Jazz And America

Geoffrey C. Ward, writer of a major new book and 19-hour
documentary (directed by Ken Burns) on the subject, discusses the joys and wonders of our native art form

Geoffrey C. Ward is no stranger to American Heritage, where he served as editor and later as a columnist. Born in Ohio, raised in Chicago and India, he reveals in all his work a singular generosity in assessing the achievements of American leaders, artists, and scoundrels, displaying an eye for the telling eccentricity and a fascination for the razor’s edge between myth and reality.Read more »

Learning To Like Baseball

WHAT HAPPENED when a historian largely indifferent to the subject set out to write the script for Ken Burns’s monumental new documentary

I’VE NEVER LIKED BASEBALL MUCH, IN part because my father has always loved it so. He has been a fan all his life, rooting first for the Cleveland Indians, who were the closest major leaguers to the small Ohio town in which he was raised, and then for the Chicago White Sox, heroes to at least half the city in which he and my mother raised my brother and sister and me.Read more »

“the Great Arrogance Of The Present Is To Forget The Intelligence Of The Past”

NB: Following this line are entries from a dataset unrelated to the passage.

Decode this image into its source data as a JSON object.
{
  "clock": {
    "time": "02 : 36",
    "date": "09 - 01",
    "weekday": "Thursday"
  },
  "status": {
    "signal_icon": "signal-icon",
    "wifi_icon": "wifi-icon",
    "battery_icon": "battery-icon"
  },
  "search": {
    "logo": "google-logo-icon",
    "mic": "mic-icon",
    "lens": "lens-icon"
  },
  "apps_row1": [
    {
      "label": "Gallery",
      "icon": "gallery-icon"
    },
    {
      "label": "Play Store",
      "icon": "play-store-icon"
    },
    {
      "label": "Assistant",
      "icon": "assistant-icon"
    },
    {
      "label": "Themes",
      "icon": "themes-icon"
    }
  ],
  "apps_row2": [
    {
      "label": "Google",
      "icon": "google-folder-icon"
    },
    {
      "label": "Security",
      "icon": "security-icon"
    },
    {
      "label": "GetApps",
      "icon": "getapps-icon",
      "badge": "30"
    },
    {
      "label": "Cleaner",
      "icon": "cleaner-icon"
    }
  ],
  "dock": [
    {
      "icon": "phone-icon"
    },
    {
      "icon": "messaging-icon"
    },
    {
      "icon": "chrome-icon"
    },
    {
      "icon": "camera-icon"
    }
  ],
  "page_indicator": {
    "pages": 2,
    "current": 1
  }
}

The maker of a fine new documentary on the Civil War tells how the medium of film can evoke the emotional reality of history

Ken Burns is no stranger to me. We first met in 1983 at a party that the historian David McCullough gave at the Yale Club to wish a happy hundredth birthday to the Brooklyn Bridge. If David had not introduced Ken to me as the maker of an acclaimed film about the bridge, I would have mistaken him for a high school student—perhaps the older brother of the infant he was holding in his arms. It was actually his daughter Sarah, and Burns was then thirty.Read more »